### SOURCE DATA
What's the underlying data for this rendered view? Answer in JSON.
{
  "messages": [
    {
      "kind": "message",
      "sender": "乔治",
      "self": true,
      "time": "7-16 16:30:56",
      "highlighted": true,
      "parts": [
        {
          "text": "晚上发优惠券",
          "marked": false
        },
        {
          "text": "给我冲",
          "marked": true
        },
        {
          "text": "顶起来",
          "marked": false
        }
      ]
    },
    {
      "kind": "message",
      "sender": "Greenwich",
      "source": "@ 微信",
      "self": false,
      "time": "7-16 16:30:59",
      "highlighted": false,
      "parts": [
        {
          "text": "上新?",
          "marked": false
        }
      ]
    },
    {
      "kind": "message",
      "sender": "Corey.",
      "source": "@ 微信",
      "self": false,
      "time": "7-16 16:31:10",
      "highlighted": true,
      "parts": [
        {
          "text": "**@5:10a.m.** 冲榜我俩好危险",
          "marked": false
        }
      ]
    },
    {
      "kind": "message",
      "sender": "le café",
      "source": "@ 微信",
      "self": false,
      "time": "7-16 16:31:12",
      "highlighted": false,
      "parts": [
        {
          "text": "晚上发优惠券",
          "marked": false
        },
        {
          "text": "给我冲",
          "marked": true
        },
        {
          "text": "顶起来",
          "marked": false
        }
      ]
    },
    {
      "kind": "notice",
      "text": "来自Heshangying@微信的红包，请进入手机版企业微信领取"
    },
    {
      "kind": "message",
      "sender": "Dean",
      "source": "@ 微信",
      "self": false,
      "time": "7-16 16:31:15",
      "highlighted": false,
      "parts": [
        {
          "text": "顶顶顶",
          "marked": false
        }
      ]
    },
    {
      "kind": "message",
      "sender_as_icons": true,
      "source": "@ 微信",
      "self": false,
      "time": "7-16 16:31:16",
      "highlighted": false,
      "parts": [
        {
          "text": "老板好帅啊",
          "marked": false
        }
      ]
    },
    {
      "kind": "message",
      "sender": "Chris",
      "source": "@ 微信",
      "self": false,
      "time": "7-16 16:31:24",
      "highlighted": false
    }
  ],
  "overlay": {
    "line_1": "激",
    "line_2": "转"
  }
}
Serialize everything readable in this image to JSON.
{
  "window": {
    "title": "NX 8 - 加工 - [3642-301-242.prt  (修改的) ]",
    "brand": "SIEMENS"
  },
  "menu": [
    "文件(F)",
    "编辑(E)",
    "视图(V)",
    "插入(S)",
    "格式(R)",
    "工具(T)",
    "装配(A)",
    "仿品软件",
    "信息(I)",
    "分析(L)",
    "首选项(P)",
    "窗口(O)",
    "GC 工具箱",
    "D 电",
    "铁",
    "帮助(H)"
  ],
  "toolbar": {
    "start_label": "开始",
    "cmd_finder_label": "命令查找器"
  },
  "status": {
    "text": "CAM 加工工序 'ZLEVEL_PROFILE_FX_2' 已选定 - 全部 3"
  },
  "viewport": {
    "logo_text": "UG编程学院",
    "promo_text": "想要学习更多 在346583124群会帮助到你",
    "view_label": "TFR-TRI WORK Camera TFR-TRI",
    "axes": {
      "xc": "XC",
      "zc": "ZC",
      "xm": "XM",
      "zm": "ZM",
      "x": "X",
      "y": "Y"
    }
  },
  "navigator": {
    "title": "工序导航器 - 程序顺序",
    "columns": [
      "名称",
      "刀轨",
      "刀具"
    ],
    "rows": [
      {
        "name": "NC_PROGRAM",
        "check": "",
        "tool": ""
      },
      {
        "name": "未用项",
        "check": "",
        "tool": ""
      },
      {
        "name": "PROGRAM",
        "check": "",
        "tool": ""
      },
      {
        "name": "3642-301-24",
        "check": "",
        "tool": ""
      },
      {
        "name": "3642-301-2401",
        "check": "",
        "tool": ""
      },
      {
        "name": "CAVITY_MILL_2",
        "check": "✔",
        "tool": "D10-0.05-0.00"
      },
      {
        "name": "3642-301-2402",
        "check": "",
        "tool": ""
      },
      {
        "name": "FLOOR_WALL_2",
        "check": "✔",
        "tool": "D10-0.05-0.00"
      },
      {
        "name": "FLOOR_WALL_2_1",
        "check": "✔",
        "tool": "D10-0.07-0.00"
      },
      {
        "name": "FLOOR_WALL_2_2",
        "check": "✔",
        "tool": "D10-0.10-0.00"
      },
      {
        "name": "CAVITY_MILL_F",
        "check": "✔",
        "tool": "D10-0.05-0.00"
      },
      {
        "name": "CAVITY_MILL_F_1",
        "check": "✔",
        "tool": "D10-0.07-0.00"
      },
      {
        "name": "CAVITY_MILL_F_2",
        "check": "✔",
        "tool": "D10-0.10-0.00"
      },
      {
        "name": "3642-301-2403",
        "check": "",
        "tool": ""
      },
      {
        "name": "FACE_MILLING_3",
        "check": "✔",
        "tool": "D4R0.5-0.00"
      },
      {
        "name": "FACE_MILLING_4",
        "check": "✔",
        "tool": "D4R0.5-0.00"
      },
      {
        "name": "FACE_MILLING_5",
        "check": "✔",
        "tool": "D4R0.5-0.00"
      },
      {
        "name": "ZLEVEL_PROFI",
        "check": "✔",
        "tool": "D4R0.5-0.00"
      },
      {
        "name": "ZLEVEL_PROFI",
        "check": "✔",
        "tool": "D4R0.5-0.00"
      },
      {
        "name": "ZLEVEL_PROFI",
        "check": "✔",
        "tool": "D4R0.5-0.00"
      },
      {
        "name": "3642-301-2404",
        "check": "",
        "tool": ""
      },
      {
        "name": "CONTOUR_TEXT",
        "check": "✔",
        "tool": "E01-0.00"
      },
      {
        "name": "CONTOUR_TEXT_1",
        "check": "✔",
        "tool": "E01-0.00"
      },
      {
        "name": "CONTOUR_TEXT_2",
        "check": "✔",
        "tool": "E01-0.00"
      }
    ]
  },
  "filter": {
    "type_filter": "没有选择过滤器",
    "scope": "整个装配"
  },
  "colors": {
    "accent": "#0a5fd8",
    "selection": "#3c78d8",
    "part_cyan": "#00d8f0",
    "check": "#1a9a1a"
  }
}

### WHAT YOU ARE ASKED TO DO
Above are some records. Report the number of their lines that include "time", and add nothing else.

### ANSWER SECTION
7